“We find this to be deeply offensive,” the House Democrats said of the “out of wedlock” designation for children of same-sex couples.
While the policy predates President Trump’s election, the president’s critics have argued that the department’s efforts to preserve it are representative of other administration policies that have sought to dismantle protections for gay, bisexual and transgender people.
Under the Trump administration, the Defense Department established a new policy for transgender troops that requires recruits to use the uniforms, pronouns and facilities for their biological sex. Last year, the Department of Health and Human Services circulated a memo across departments that sought to narrowly define gender as a biological, immutable condition determined by one’s genitalia at birth. In their letter, the Democratic senators also criticized the State Department for banning family visas for same-sex domestic partners of foreign diplomats or employees of international organizations who work in the United States.
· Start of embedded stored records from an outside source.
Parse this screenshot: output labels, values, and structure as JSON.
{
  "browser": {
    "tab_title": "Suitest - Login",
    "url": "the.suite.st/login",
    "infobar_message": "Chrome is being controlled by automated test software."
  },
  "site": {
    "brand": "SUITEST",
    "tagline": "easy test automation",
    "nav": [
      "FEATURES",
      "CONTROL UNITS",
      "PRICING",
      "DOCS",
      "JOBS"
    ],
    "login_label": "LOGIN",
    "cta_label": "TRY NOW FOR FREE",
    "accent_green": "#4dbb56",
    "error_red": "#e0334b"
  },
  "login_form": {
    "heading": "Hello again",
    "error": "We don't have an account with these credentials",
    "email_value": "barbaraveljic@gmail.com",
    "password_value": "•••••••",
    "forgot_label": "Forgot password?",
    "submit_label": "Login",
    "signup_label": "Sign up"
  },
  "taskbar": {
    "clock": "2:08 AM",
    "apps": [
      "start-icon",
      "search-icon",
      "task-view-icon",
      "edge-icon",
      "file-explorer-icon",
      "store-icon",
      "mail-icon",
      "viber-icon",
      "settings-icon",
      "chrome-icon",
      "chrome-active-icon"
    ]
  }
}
This month, Mr. Trump nodded to Pride Month for the first time since taking office, when he announced that his administration had begun a global campaign to decriminalize homosexuality, a move that was criticized by activists who pointed to the administration’s record on gay, bisexual and transgender issues at home.
“Let us also stand in solidarity with the many L.G.B.T. people who live in dozens of countries worldwide that punish, imprison or even execute individuals on the basis of their sexual orientation,” Mr. Trump said on Twitter.
In their letter to Mr. Pompeo, the senators highlighted the case of the Dvash-Banks family, a married Israeli-American gay couple who had twin sons in Canada using sperm from each of the fathers. The biological son of the American received citizenship, but his brother, the biological son of the Israeli, did not.
In February, a federal judge sided with the couple, calling the State Department’s interpretation of the immigration law “strained.” The department is appealing the decision.
The lawmakers called on the State Department to drop its appeal and “make it clear that every U.S. married couple is entitled to the same rights under the U.S. Constitution, no matter whom they love.”